** Information shown follows **

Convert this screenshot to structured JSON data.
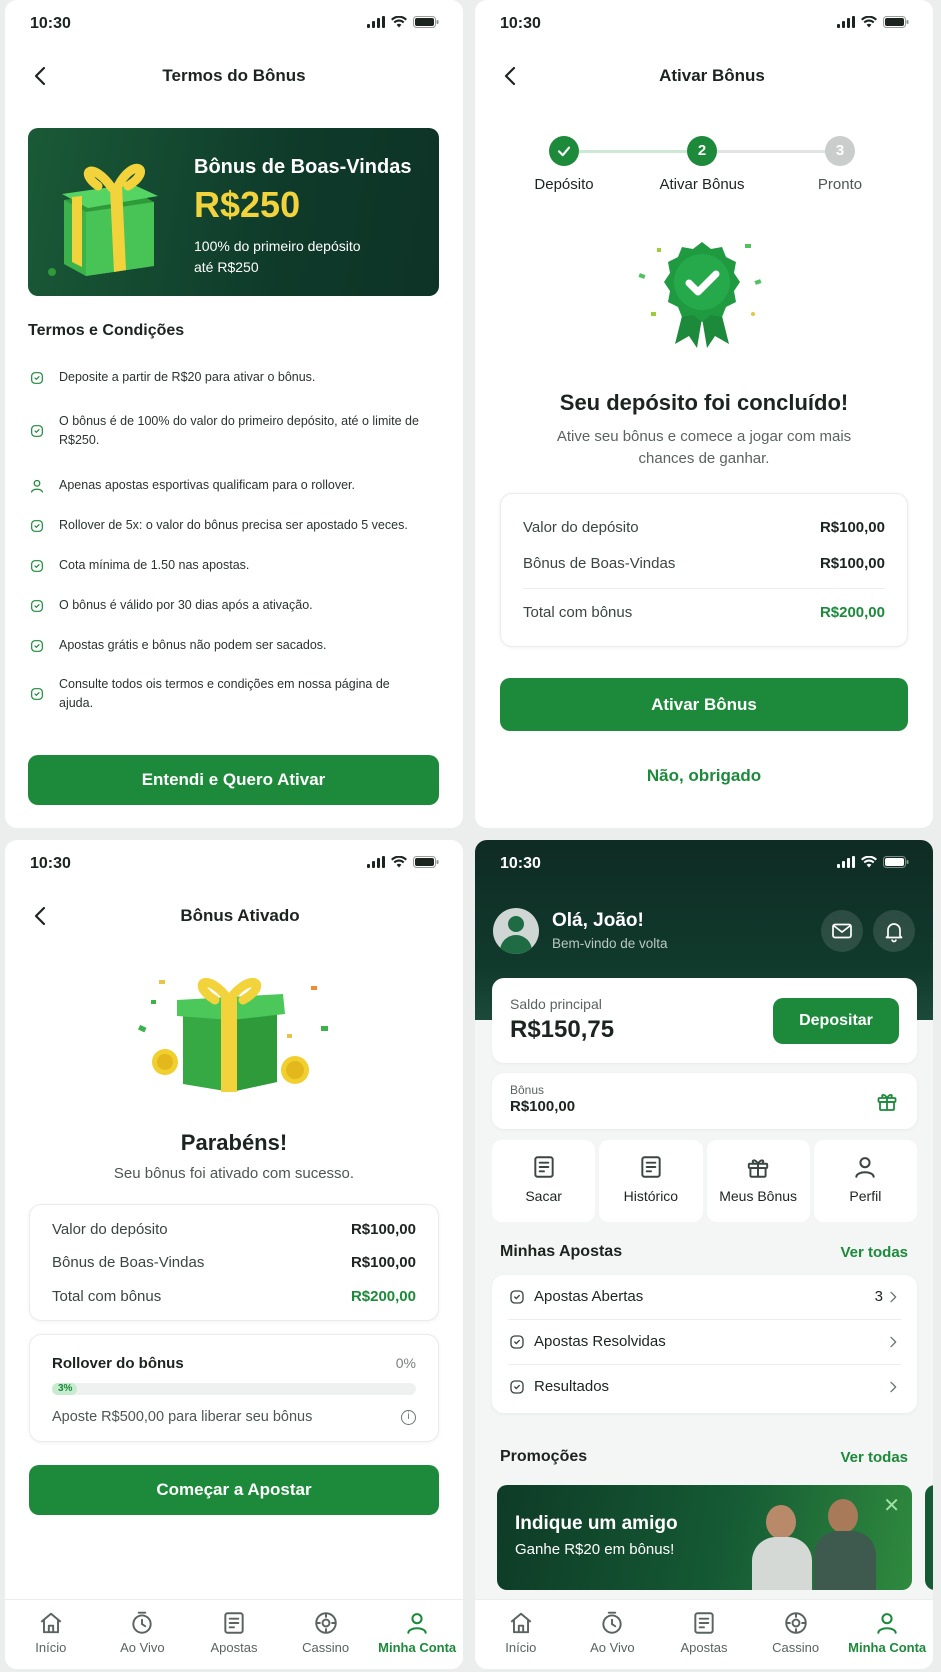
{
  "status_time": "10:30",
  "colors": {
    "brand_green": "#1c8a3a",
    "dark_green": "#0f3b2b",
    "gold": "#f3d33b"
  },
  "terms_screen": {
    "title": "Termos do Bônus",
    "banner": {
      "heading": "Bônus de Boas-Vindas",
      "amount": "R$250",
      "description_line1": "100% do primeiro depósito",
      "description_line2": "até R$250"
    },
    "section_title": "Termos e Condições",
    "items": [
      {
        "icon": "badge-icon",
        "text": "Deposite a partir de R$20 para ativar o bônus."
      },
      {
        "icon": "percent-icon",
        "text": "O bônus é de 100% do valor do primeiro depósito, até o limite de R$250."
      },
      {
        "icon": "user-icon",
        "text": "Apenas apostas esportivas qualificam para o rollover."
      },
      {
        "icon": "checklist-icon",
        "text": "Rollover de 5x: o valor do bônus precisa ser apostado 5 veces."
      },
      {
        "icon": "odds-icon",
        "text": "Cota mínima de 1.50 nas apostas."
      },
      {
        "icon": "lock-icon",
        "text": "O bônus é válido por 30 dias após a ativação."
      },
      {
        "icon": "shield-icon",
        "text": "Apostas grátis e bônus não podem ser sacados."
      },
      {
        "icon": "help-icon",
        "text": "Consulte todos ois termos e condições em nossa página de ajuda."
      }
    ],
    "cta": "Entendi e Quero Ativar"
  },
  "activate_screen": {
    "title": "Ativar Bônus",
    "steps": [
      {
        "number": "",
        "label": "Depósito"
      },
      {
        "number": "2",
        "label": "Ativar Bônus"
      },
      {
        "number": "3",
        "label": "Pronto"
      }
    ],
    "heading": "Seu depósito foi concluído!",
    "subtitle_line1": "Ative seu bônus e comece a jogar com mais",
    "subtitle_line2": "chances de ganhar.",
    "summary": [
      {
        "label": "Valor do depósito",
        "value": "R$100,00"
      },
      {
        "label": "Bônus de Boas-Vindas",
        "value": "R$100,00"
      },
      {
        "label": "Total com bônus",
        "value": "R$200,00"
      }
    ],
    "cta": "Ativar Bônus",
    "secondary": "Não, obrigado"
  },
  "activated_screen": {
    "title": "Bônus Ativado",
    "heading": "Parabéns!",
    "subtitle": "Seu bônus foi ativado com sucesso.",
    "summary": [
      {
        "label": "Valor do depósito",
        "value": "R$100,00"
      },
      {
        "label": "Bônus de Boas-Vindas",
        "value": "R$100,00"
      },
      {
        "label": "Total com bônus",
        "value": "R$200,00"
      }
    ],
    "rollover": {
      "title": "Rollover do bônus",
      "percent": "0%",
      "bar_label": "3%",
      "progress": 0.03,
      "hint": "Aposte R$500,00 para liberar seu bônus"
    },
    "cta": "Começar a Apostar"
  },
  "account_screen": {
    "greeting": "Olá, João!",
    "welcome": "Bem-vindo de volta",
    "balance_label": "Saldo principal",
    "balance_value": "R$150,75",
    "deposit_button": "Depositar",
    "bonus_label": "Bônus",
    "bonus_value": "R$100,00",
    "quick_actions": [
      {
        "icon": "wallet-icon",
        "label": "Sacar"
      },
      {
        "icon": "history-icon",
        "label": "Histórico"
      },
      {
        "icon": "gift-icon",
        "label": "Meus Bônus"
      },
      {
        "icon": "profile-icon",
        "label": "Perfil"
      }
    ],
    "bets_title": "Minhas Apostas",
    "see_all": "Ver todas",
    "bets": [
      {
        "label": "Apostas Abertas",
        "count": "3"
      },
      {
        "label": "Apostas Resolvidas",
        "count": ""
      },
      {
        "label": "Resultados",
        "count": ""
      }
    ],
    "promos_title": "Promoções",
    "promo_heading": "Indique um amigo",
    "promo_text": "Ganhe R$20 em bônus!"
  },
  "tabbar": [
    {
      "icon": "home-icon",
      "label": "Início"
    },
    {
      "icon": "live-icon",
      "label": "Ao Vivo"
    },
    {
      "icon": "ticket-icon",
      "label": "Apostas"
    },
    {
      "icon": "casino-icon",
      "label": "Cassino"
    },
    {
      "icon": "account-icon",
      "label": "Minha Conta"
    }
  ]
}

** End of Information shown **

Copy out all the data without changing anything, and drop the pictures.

Convert this screenshot to structured JSON data.
{
  "status_time": "10:30",
  "colors": {
    "brand_green": "#1c8a3a",
    "dark_green": "#0f3b2b",
    "gold": "#f3d33b"
  },
  "terms_screen": {
    "title": "Termos do Bônus",
    "banner": {
      "heading": "Bônus de Boas-Vindas",
      "amount": "R$250",
      "description_line1": "100% do primeiro depósito",
      "description_line2": "até R$250"
    },
    "section_title": "Termos e Condições",
    "items": [
      {
        "icon": "badge-icon",
        "text": "Deposite a partir de R$20 para ativar o bônus."
      },
      {
        "icon": "percent-icon",
        "text": "O bônus é de 100% do valor do primeiro depósito, até o limite de R$250."
      },
      {
        "icon": "user-icon",
        "text": "Apenas apostas esportivas qualificam para o rollover."
      },
      {
        "icon": "checklist-icon",
        "text": "Rollover de 5x: o valor do bônus precisa ser apostado 5 veces."
      },
      {
        "icon": "odds-icon",
        "text": "Cota mínima de 1.50 nas apostas."
      },
      {
        "icon": "lock-icon",
        "text": "O bônus é válido por 30 dias após a ativação."
      },
      {
        "icon": "shield-icon",
        "text": "Apostas grátis e bônus não podem ser sacados."
      },
      {
        "icon": "help-icon",
        "text": "Consulte todos ois termos e condições em nossa página de ajuda."
      }
    ],
    "cta": "Entendi e Quero Ativar"
  },
  "activate_screen": {
    "title": "Ativar Bônus",
    "steps": [
      {
        "number": "",
        "label": "Depósito"
      },
      {
        "number": "2",
        "label": "Ativar Bônus"
      },
      {
        "number": "3",
        "label": "Pronto"
      }
    ],
    "heading": "Seu depósito foi concluído!",
    "subtitle_line1": "Ative seu bônus e comece a jogar com mais",
    "subtitle_line2": "chances de ganhar.",
    "summary": [
      {
        "label": "Valor do depósito",
        "value": "R$100,00"
      },
      {
        "label": "Bônus de Boas-Vindas",
        "value": "R$100,00"
      },
      {
        "label": "Total com bônus",
        "value": "R$200,00"
      }
    ],
    "cta": "Ativar Bônus",
    "secondary": "Não, obrigado"
  },
  "activated_screen": {
    "title": "Bônus Ativado",
    "heading": "Parabéns!",
    "subtitle": "Seu bônus foi ativado com sucesso.",
    "summary": [
      {
        "label": "Valor do depósito",
        "value": "R$100,00"
      },
      {
        "label": "Bônus de Boas-Vindas",
        "value": "R$100,00"
      },
      {
        "label": "Total com bônus",
        "value": "R$200,00"
      }
    ],
    "rollover": {
      "title": "Rollover do bônus",
      "percent": "0%",
      "bar_label": "3%",
      "progress": 0.03,
      "hint": "Aposte R$500,00 para liberar seu bônus"
    },
    "cta": "Começar a Apostar"
  },
  "account_screen": {
    "greeting": "Olá, João!",
    "welcome": "Bem-vindo de volta",
    "balance_label": "Saldo principal",
    "balance_value": "R$150,75",
    "deposit_button": "Depositar",
    "bonus_label": "Bônus",
    "bonus_value": "R$100,00",
    "quick_actions": [
      {
        "icon": "wallet-icon",
        "label": "Sacar"
      },
      {
        "icon": "history-icon",
        "label": "Histórico"
      },
      {
        "icon": "gift-icon",
        "label": "Meus Bônus"
      },
      {
        "icon": "profile-icon",
        "label": "Perfil"
      }
    ],
    "bets_title": "Minhas Apostas",
    "see_all": "Ver todas",
    "bets": [
      {
        "label": "Apostas Abertas",
        "count": "3"
      },
      {
        "label": "Apostas Resolvidas",
        "count": ""
      },
      {
        "label": "Resultados",
        "count": ""
      }
    ],
    "promos_title": "Promoções",
    "promo_heading": "Indique um amigo",
    "promo_text": "Ganhe R$20 em bônus!"
  },
  "tabbar": [
    {
      "icon": "home-icon",
      "label": "Início"
    },
    {
      "icon": "live-icon",
      "label": "Ao Vivo"
    },
    {
      "icon": "ticket-icon",
      "label": "Apostas"
    },
    {
      "icon": "casino-icon",
      "label": "Cassino"
    },
    {
      "icon": "account-icon",
      "label": "Minha Conta"
    }
  ]
}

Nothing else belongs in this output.